The Renewable Fuels Association -- the nation's largest ethanol trade association -- is talking positive about the industry following VeraSun's bankruptcy announcement.
VeraSun is the nation's largest producer and marketer of ethanol and distillers grains, with 16 plants in eight states. The company is headquartered in Brookings, S.D.
"Unfortunately, unprecedented volatility and uncertainty in the credit, commodity and energy markets have created economic challenges that are forcing difficult decisions to be made by companies in virtually every industry across America. The ethanol industry is no exception," said Bob Dineen, RFA president, in a statement.

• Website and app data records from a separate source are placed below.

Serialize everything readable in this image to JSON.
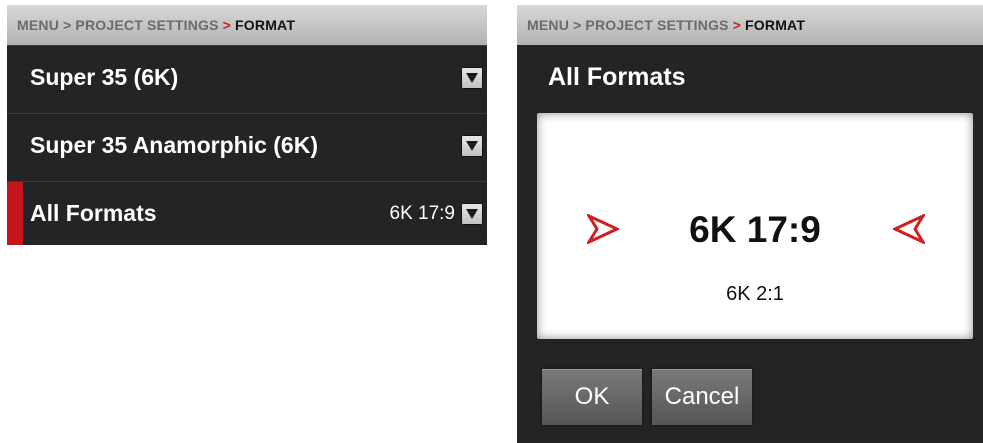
{
  "left": {
    "breadcrumb": {
      "menu": "MENU",
      "sep": ">",
      "project": "PROJECT SETTINGS",
      "arrow": ">",
      "current": "FORMAT"
    },
    "rows": [
      {
        "label": "Super 35 (6K)",
        "value": ""
      },
      {
        "label": "Super 35 Anamorphic (6K)",
        "value": ""
      },
      {
        "label": "All Formats",
        "value": "6K 17:9"
      }
    ]
  },
  "dialog": {
    "breadcrumb": {
      "menu": "MENU",
      "sep": ">",
      "project": "PROJECT SETTINGS",
      "arrow": ">",
      "current": "FORMAT"
    },
    "title": "All Formats",
    "selected": "6K 17:9",
    "next_option": "6K 2:1",
    "ok_label": "OK",
    "cancel_label": "Cancel"
  },
  "colors": {
    "accent": "#c4161c",
    "arrow_red": "#d01f1f",
    "background": "#242424"
  },
  "icons": {
    "dropdown": "chevron-down-icon",
    "prev": "arrow-left-icon",
    "next": "arrow-right-icon"
  }
}
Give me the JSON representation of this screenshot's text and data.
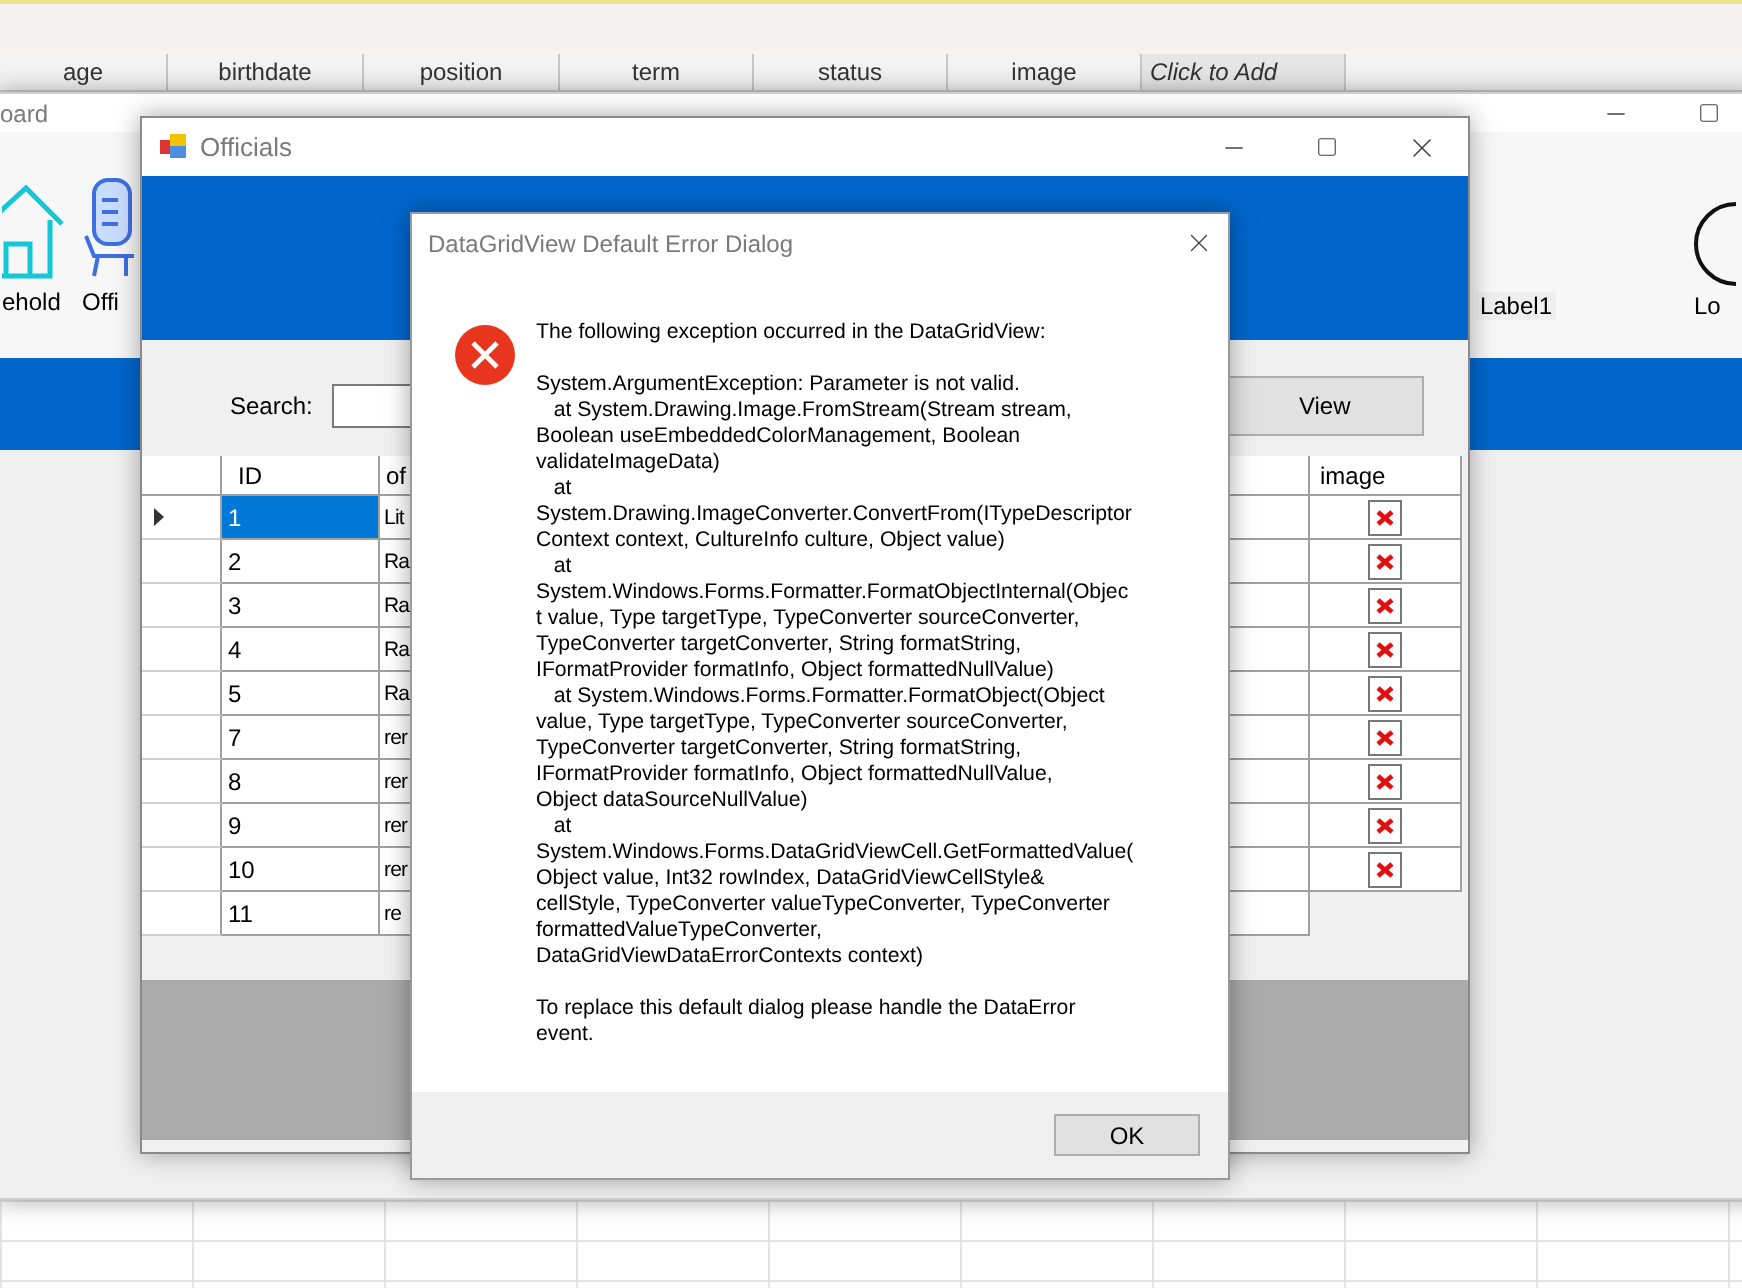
{
  "background_sheet": {
    "columns": [
      {
        "label": "age",
        "italic": false
      },
      {
        "label": "birthdate",
        "italic": false
      },
      {
        "label": "position",
        "italic": false
      },
      {
        "label": "term",
        "italic": false
      },
      {
        "label": "status",
        "italic": false
      },
      {
        "label": "image",
        "italic": false
      },
      {
        "label": "Click to Add",
        "italic": true
      }
    ]
  },
  "dashboard_window": {
    "title": "oard",
    "nav": [
      {
        "label": "ehold",
        "kind": "house"
      },
      {
        "label": "Offi",
        "kind": "officials"
      }
    ],
    "status_label": "Label1",
    "logout": {
      "label": "Lo"
    }
  },
  "officials_window": {
    "title": "Officials",
    "search": {
      "label": "Search:"
    },
    "view_button": "View",
    "table": {
      "columns": [
        "ID",
        "of",
        "image"
      ],
      "rows": [
        {
          "id": "1",
          "official": "Lit",
          "image_error": true,
          "selected": true
        },
        {
          "id": "2",
          "official": "Ra",
          "image_error": true,
          "selected": false
        },
        {
          "id": "3",
          "official": "Ra",
          "image_error": true,
          "selected": false
        },
        {
          "id": "4",
          "official": "Ra",
          "image_error": true,
          "selected": false
        },
        {
          "id": "5",
          "official": "Ra",
          "image_error": true,
          "selected": false
        },
        {
          "id": "7",
          "official": "rer",
          "image_error": true,
          "selected": false
        },
        {
          "id": "8",
          "official": "rer",
          "image_error": true,
          "selected": false
        },
        {
          "id": "9",
          "official": "rer",
          "image_error": true,
          "selected": false
        },
        {
          "id": "10",
          "official": "rer",
          "image_error": true,
          "selected": false
        },
        {
          "id": "11",
          "official": "re",
          "image_error": false,
          "selected": false
        }
      ]
    }
  },
  "error_dialog": {
    "title": "DataGridView Default Error Dialog",
    "message": [
      "The following exception occurred in the DataGridView:",
      "System.ArgumentException: Parameter is not valid.\n   at System.Drawing.Image.FromStream(Stream stream,\nBoolean useEmbeddedColorManagement, Boolean\nvalidateImageData)\n   at\nSystem.Drawing.ImageConverter.ConvertFrom(ITypeDescriptor\nContext context, CultureInfo culture, Object value)\n   at\nSystem.Windows.Forms.Formatter.FormatObjectInternal(Objec\nt value, Type targetType, TypeConverter sourceConverter,\nTypeConverter targetConverter, String formatString,\nIFormatProvider formatInfo, Object formattedNullValue)\n   at System.Windows.Forms.Formatter.FormatObject(Object\nvalue, Type targetType, TypeConverter sourceConverter,\nTypeConverter targetConverter, String formatString,\nIFormatProvider formatInfo, Object formattedNullValue,\nObject dataSourceNullValue)\n   at\nSystem.Windows.Forms.DataGridViewCell.GetFormattedValue(\nObject value, Int32 rowIndex, DataGridViewCellStyle&\ncellStyle, TypeConverter valueTypeConverter, TypeConverter\nformattedValueTypeConverter,\nDataGridViewDataErrorContexts context)",
      "To replace this default dialog please handle the DataError\nevent."
    ],
    "ok_button": "OK"
  }
}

"A return to normalcy in the marketplace will take time. One way the government can accelerate the bounce back of the ethanol industry without costing taxpayers a dime is to increase the percentage of ethanol blended into each gallon of gasoline. Working with automakers and the ethanol industry, the federal government could increase the base level of ethanol blending from 10% to a higher level (e.g. 15%) that is deemed safe and appropriate for today's vehicles. The resulting increase in demand would strengthen depressed ethanol prices, provide a light at the end of the tunnel for an important domestic renewable energy industry, further reduce imports of oil, reclaim a portion of the $700 billion we currently send overseas for oil each year, and create desperately needed economic opportunity and recovery here at home.
"America's ethanol industry, like other major industries, will weather the current financial storm, resume its growth and re-emerge as the critical component of a more stable energy, economic and environmental future it has always been."
Three reasons for optimism
The future of the ethanol industry is bright for three fundamental reasons, adds Matt Hartwig, RFA communications director.
1. The challenges of energy security, economic growth and climate change are not going away. Renewable fuels like ethanol are a critical component in our national strategy to address these challenges. If we don't stay committed to renewable energy like ethanol, where will we find ourselves when the global economy resurges, oil consumption goes back on the rise, and we find ourselves in the same position we were just a few months ago?
2. "Technology innovations are making ethanol production more efficient and more cost-effective. They are also leading to the development of new feedstocks for ethanol production that will open up opportunities for rural communities that are not in the traditional Corn Belt."
3. "Expanded markets for ethanol can easily be found. Whether it is increasing the base level blend beyond 10% or continuing the growth of higher level blends such as E85, the market for ethanol will grow. And, export markets are likely to open up as the global biofuels industry matures."
"All of this, together with consistent public policy, signals a strong future for this industry," he says.